|Collaboration & Verification Process Criteria||Indicators|
|PROCESS||An appropriate collaborative, peer review process has been followed||
|An appropriate reviewer community has contributed to the reviews||
|EVIDENCE||Appropriate references have been supplied, where appropriate||
|FIT FOR PURPOSE||The model fulfils identified requirements (eg business, technical and stakeholder reqts)||
|The state of Reviewer consensus is appropriate:||
|Clinical safety assessment has been completed/up-to-date||
|Clinical safety assessment status is appropriate||
Acknowledgements: Ian McNicoll, Sebastian Garde, Hugh Leslie, Mary Kelaher, Stephen Chu.
From the indicators above it is possible to draw some simple conclusions regarding the reviewer community, in terms of the size of the reviewer community and the balance in terms of domain expertise, professional involvement and geographical distribution. For example, if there are small numbers for a common archetype concept, it may be necessary to suspend the process until these factors can be rectified; on the other hand, for an obscure or specialised archetype concept small numbers may be acceptable. If there are few clinicians reviewing an archetype for a clinical concept, this should also raise alarm bells. In addition, the level of community has consensus will also indicate some sense of progress – a majority of ‘Minor change’ recommendations after 4 review rounds can indicate good progress; all ‘Accept’ recommendations after ‘x‘ review rounds indicates consensus and agreement if the constituted community is well balanced; ‘Major change’ or ‘Reject’ recommendations after a number of review rounds can indicate an archetype in trouble and requiring investigation.
In order to support the crowd-wisdom approach, we need to provide adequate opportunities for those observing from ‘outside’ to have insight into the collaboration and verification process, plus make sure that the decision-making process is transparent, via the Clinical Knowledge Manager tool. A single Governance Committee could be appointed to have oversight of the CKM processes using the quality criteria and indicators as markers and to enable formal sign off of the models prior to publication. This group will ensure that:
- a quality processes has been followed in the development and evolution of the archetype; and
- that the quality indicators as measured or assessed confirm that the processes have been appropriate for that archetype.
Harnessing the ‘wisdom of the crowd’ has the potential to be more powerful than traditional quality processes for a task of this nature, to determine the quality of the clinical content in our electronic health records – we need to learn how best to tap into that wisdom.
It will not be perfect – and the fail-safe is that if something has been missed or done inappropriately, then the CKM community of independent individuals have mechanisms to point out the flaws, errors or concerns to the wider CKM community. The Editors and the Governance committee, always accountable to the community, will be required to respond to and resolve the issues raised to the satisfaction of the CKM community.

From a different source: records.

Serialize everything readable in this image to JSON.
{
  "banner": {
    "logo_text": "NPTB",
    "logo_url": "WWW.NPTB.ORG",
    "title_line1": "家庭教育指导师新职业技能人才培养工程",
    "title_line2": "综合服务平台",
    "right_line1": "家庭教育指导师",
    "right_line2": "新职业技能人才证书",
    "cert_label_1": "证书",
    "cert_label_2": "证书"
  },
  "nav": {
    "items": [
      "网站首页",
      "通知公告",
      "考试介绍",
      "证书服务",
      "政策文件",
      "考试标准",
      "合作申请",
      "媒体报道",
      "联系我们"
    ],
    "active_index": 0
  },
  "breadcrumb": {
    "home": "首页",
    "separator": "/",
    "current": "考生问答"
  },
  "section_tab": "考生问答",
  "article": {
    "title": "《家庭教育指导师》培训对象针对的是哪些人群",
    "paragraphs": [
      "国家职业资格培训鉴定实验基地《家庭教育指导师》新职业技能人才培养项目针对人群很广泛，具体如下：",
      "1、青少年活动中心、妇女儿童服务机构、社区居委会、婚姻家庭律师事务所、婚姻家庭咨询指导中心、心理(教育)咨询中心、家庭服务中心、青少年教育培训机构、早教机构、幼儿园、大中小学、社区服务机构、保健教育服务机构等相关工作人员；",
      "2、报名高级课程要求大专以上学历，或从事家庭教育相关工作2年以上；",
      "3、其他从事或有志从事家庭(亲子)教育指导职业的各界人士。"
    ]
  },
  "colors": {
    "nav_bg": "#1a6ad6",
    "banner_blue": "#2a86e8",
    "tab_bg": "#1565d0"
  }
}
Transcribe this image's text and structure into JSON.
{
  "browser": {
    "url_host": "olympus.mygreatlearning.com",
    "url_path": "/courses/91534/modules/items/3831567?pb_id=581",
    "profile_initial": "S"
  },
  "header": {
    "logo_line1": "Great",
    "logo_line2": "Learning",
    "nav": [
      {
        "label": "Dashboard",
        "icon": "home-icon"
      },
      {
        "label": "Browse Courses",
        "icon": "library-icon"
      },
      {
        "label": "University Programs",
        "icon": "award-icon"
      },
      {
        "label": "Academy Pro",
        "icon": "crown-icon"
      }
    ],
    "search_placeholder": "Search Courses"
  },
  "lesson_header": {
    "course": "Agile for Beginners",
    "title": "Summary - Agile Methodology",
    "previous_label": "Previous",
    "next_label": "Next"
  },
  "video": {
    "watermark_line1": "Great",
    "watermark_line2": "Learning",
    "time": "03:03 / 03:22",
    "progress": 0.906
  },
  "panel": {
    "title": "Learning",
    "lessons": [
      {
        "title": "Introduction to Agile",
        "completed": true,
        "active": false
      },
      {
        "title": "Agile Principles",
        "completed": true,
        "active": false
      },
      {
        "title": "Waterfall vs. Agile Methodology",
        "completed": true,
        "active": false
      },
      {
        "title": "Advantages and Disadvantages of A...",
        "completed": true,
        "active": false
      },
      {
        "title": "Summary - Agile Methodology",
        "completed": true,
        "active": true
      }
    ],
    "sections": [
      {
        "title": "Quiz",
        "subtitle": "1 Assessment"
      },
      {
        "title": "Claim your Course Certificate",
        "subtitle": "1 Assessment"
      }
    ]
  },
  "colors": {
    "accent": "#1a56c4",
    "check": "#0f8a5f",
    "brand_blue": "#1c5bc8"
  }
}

Appropriate is a word that I’ve used quite a bit in this post. I’m fully aware that it is in defining ‘appropriate’ in each use-case that we meet our next challenge…

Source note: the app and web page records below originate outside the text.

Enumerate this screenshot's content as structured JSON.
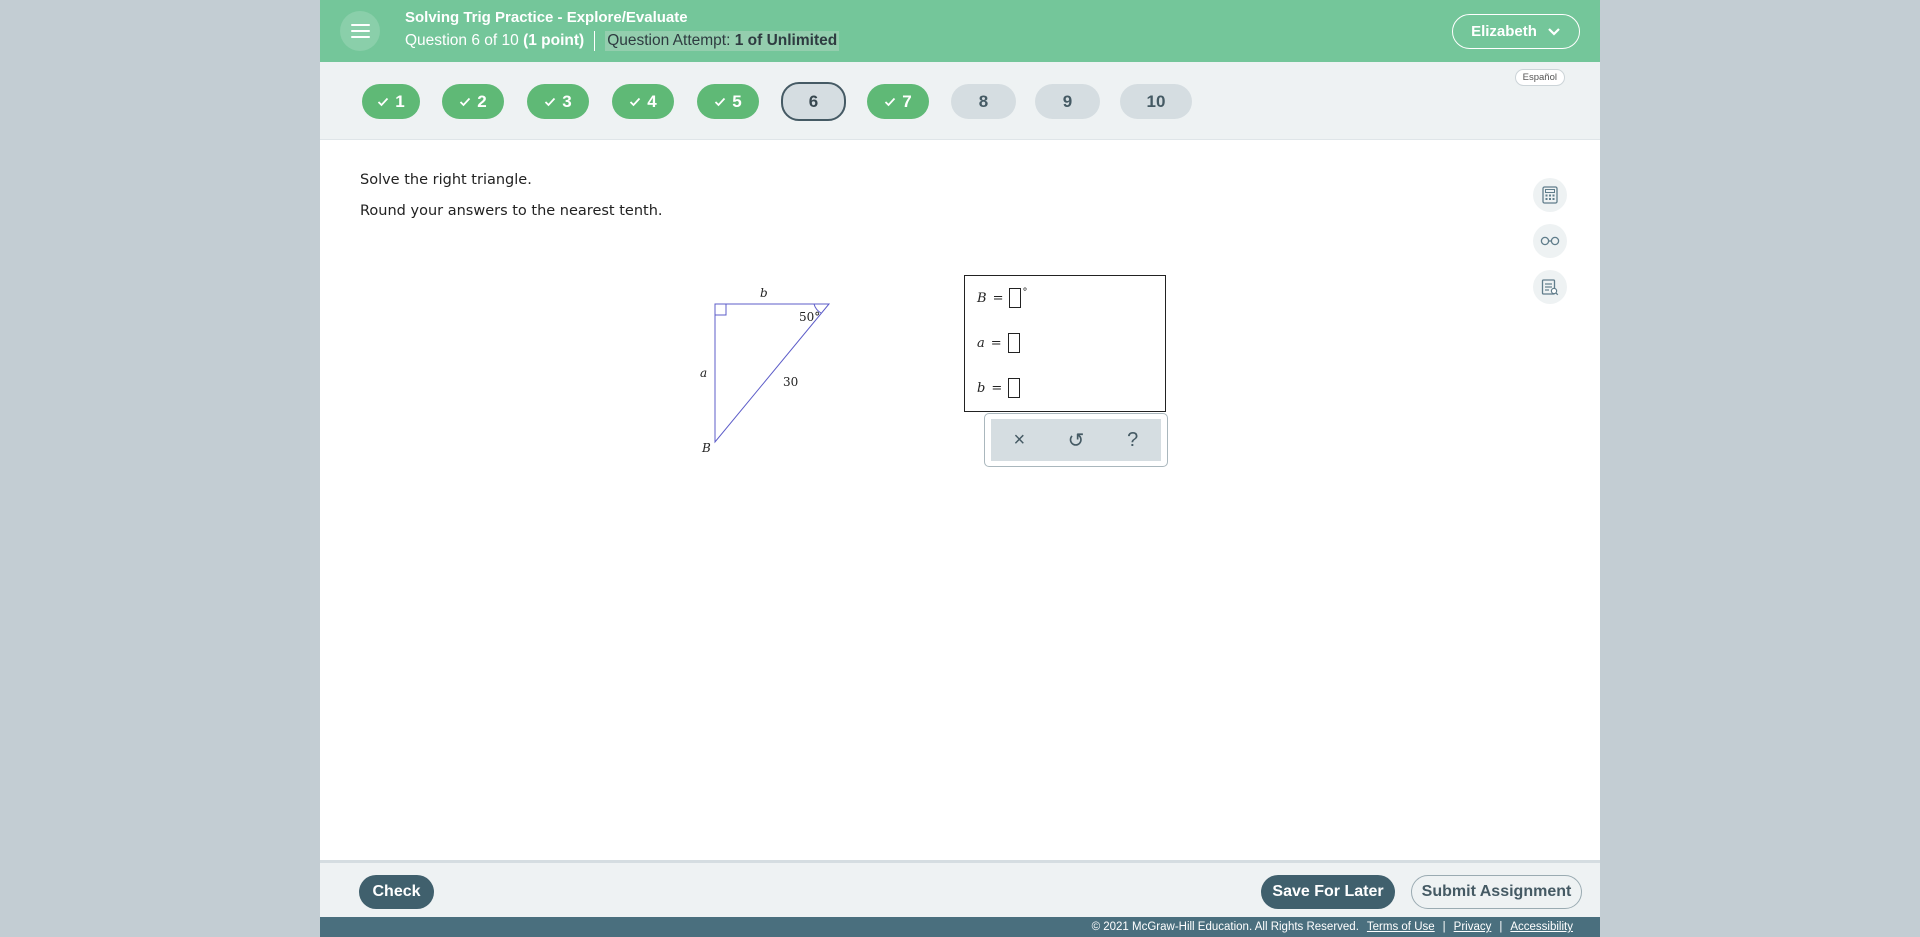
{
  "header": {
    "assignment_title": "Solving Trig Practice - Explore/Evaluate",
    "question_label": "Question 6 of 10",
    "points_label": "(1 point)",
    "attempt_label": "Question Attempt:",
    "attempt_value": "1 of Unlimited",
    "user_name": "Elizabeth"
  },
  "nav": {
    "language_link": "Español",
    "questions": [
      {
        "label": "1",
        "status": "done"
      },
      {
        "label": "2",
        "status": "done"
      },
      {
        "label": "3",
        "status": "done"
      },
      {
        "label": "4",
        "status": "done"
      },
      {
        "label": "5",
        "status": "done"
      },
      {
        "label": "6",
        "status": "current"
      },
      {
        "label": "7",
        "status": "done"
      },
      {
        "label": "8",
        "status": "todo"
      },
      {
        "label": "9",
        "status": "todo"
      },
      {
        "label": "10",
        "status": "todo"
      }
    ]
  },
  "content": {
    "instruction_1": "Solve the right triangle.",
    "instruction_2": "Round your answers to the nearest tenth.",
    "triangle": {
      "side_top": "b",
      "side_left": "a",
      "hypotenuse": "30",
      "angle": "50°",
      "vertex": "B"
    },
    "answers": [
      {
        "var": "B",
        "eq": "=",
        "unit": "°"
      },
      {
        "var": "a",
        "eq": "=",
        "unit": ""
      },
      {
        "var": "b",
        "eq": "=",
        "unit": ""
      }
    ],
    "toolbar": {
      "clear_symbol": "×",
      "undo_symbol": "↺",
      "help_symbol": "?"
    }
  },
  "tools": [
    "calculator-icon",
    "glasses-icon",
    "reference-sheet-icon"
  ],
  "footer": {
    "check_label": "Check",
    "save_label": "Save For Later",
    "submit_label": "Submit Assignment",
    "copyright": "© 2021 McGraw-Hill Education. All Rights Reserved.",
    "terms": "Terms of Use",
    "privacy": "Privacy",
    "accessibility": "Accessibility",
    "separator": "|"
  },
  "colors": {
    "header_green": "#74c69a",
    "done_green": "#5fb976",
    "dark_slate": "#40606d"
  }
}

This post reflects my current thoughts; no doubt these will be refined further as we gain experience. Will keep you posted 🙂